§ Task to carry out: Would you restate the entries below exactly, keeping every line?

● ● ● ● ● ● ●

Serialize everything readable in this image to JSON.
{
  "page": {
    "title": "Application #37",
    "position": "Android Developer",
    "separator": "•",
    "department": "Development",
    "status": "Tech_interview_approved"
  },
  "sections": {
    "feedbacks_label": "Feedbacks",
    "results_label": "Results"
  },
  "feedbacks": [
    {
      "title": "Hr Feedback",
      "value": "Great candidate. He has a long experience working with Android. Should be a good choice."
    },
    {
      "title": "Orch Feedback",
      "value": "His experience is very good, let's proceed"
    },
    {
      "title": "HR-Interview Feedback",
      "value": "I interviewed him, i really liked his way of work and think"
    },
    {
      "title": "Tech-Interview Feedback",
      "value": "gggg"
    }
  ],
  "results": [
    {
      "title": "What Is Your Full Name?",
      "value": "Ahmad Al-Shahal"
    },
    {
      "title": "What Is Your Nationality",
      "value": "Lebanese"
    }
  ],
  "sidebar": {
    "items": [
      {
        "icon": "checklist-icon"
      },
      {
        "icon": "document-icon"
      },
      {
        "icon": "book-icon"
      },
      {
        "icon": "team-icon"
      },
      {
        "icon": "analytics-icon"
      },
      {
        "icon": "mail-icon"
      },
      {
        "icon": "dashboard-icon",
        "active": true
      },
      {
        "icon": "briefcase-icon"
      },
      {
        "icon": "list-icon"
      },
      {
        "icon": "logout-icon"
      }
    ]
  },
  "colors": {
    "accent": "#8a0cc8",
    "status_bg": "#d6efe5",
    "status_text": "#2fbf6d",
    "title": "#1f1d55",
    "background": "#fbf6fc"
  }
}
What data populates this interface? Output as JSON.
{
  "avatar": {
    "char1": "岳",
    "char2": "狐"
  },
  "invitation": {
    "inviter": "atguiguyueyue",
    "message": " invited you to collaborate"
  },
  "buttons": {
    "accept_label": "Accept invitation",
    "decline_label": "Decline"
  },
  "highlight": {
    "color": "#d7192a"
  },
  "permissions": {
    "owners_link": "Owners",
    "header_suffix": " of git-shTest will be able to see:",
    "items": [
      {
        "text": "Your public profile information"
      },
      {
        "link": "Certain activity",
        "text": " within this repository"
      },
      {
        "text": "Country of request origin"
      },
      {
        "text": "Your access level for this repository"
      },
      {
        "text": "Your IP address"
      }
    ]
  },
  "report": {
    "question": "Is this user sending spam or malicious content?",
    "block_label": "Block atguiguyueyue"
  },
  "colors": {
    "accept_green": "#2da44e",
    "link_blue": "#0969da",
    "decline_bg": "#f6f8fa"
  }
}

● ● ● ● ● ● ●

§ Result of the task:
Serialize everything readable in this image to JSON.
{
  "page": {
    "title": "Application #37",
    "position": "Android Developer",
    "separator": "•",
    "department": "Development",
    "status": "Tech_interview_approved"
  },
  "sections": {
    "feedbacks_label": "Feedbacks",
    "results_label": "Results"
  },
  "feedbacks": [
    {
      "title": "Hr Feedback",
      "value": "Great candidate. He has a long experience working with Android. Should be a good choice."
    },
    {
      "title": "Orch Feedback",
      "value": "His experience is very good, let's proceed"
    },
    {
      "title": "HR-Interview Feedback",
      "value": "I interviewed him, i really liked his way of work and think"
    },
    {
      "title": "Tech-Interview Feedback",
      "value": "gggg"
    }
  ],
  "results": [
    {
      "title": "What Is Your Full Name?",
      "value": "Ahmad Al-Shahal"
    },
    {
      "title": "What Is Your Nationality",
      "value": "Lebanese"
    }
  ],
  "sidebar": {
    "items": [
      {
        "icon": "checklist-icon"
      },
      {
        "icon": "document-icon"
      },
      {
        "icon": "book-icon"
      },
      {
        "icon": "team-icon"
      },
      {
        "icon": "analytics-icon"
      },
      {
        "icon": "mail-icon"
      },
      {
        "icon": "dashboard-icon",
        "active": true
      },
      {
        "icon": "briefcase-icon"
      },
      {
        "icon": "list-icon"
      },
      {
        "icon": "logout-icon"
      }
    ]
  },
  "colors": {
    "accent": "#8a0cc8",
    "status_bg": "#d6efe5",
    "status_text": "#2fbf6d",
    "title": "#1f1d55",
    "background": "#fbf6fc"
  }
}
What data populates this interface? Output as JSON.
{
  "avatar": {
    "char1": "岳",
    "char2": "狐"
  },
  "invitation": {
    "inviter": "atguiguyueyue",
    "message": " invited you to collaborate"
  },
  "buttons": {
    "accept_label": "Accept invitation",
    "decline_label": "Decline"
  },
  "highlight": {
    "color": "#d7192a"
  },
  "permissions": {
    "owners_link": "Owners",
    "header_suffix": " of git-shTest will be able to see:",
    "items": [
      {
        "text": "Your public profile information"
      },
      {
        "link": "Certain activity",
        "text": " within this repository"
      },
      {
        "text": "Country of request origin"
      },
      {
        "text": "Your access level for this repository"
      },
      {
        "text": "Your IP address"
      }
    ]
  },
  "report": {
    "question": "Is this user sending spam or malicious content?",
    "block_label": "Block atguiguyueyue"
  },
  "colors": {
    "accept_green": "#2da44e",
    "link_blue": "#0969da",
    "decline_bg": "#f6f8fa"
  }
}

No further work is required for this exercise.